Scavenging desert animals include ravens, vultures, crows, foxes and coyotes. Additionally, many scavenging insects subsist on dead organisms. Some of the desert’s scavengers are capable of capturing their own prey, but as food can be scarce in the desert, they are always looking to scavenge an easy meal.
Scavengers are a type of consumer, just as carnivores are. The primary difference between the two groups is that carnivores typically hunt and kill their prey, while scavengers eat dead or nearly dead prey. Sometimes, scavengers subsist on food that carnivores killed. However, some scavengers, such as some insects, consume dead plants instead.
Scavengers often have adaptations that aid their scavenging habits. For example, coyotes and foxes have a strong sense of smell, which helps them to locate carcasses. Vultures have a strong sense of smell, which is a rare trait among other bird species. Vultures have also evolved into bald creatures, which helps them to stay clean while inserting their heads into dead animals. Even sedentary animals are capable of traveling efficiently over long distances to increase their chances of detecting food.
Scavengers play an important role in desert ecosystems. By eating dead organisms, they help to recycle the minerals in their bodies back into the ecosystem.Learn More
Hyenas are scavengers and often eat the scraps that other predators leave behind, but they also hunt their own prey. They hunt large animals, such as wildebeests and antelope, as well as smaller species, such as birds, snakes, lizards and insects.Full Answer >
Water snakes are scavengers and carnivores, eating prey such as amphibians, crayfish, other snakes, birds, small mammals, fish and large insects. These snakes search for prey during all hours of the day and once they catch something, they just swallow it alive.Full Answer >
Both scavengers and detritivores consume dead animals. Scavengers obtain most or all of their sustenance from dead animals, while detritivores often consume a combination of decaying plant and animal material, as well as waste.Full Answer >
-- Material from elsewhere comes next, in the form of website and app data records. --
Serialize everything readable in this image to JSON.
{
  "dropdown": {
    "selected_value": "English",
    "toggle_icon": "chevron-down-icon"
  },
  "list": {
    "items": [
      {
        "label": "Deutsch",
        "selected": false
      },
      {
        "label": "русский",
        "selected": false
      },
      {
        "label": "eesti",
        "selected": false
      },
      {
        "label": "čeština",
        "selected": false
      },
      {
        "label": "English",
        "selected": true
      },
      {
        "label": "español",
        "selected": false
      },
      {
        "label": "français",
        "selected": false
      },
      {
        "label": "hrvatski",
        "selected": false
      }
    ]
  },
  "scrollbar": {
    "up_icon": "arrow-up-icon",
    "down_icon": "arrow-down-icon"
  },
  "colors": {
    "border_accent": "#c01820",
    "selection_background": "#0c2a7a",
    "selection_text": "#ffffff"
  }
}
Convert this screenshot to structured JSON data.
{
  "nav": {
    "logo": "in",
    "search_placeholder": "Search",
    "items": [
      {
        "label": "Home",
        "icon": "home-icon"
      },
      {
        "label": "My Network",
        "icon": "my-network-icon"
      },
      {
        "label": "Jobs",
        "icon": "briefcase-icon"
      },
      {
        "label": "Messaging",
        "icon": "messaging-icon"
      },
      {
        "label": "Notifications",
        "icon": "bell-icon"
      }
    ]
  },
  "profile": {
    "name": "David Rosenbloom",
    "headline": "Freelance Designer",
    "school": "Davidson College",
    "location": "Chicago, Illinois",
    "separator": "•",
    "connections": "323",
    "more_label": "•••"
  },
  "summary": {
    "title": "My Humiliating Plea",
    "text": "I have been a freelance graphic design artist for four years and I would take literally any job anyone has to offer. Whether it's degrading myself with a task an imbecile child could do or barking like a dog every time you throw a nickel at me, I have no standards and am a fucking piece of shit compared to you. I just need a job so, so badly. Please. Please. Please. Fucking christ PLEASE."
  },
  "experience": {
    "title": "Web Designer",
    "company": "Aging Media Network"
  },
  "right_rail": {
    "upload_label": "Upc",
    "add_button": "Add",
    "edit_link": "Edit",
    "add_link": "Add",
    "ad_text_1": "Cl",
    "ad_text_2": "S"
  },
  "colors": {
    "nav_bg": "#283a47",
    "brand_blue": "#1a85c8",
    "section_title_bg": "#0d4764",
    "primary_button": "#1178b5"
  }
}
Dogs bury objects due to an evolutionary instinct to store and protect bones and food from scavengers. Known as cache behavior, it is common for domestic dogs to bury bones, toys and other objects, according to the Wolf Education & Research Center.Full Answer >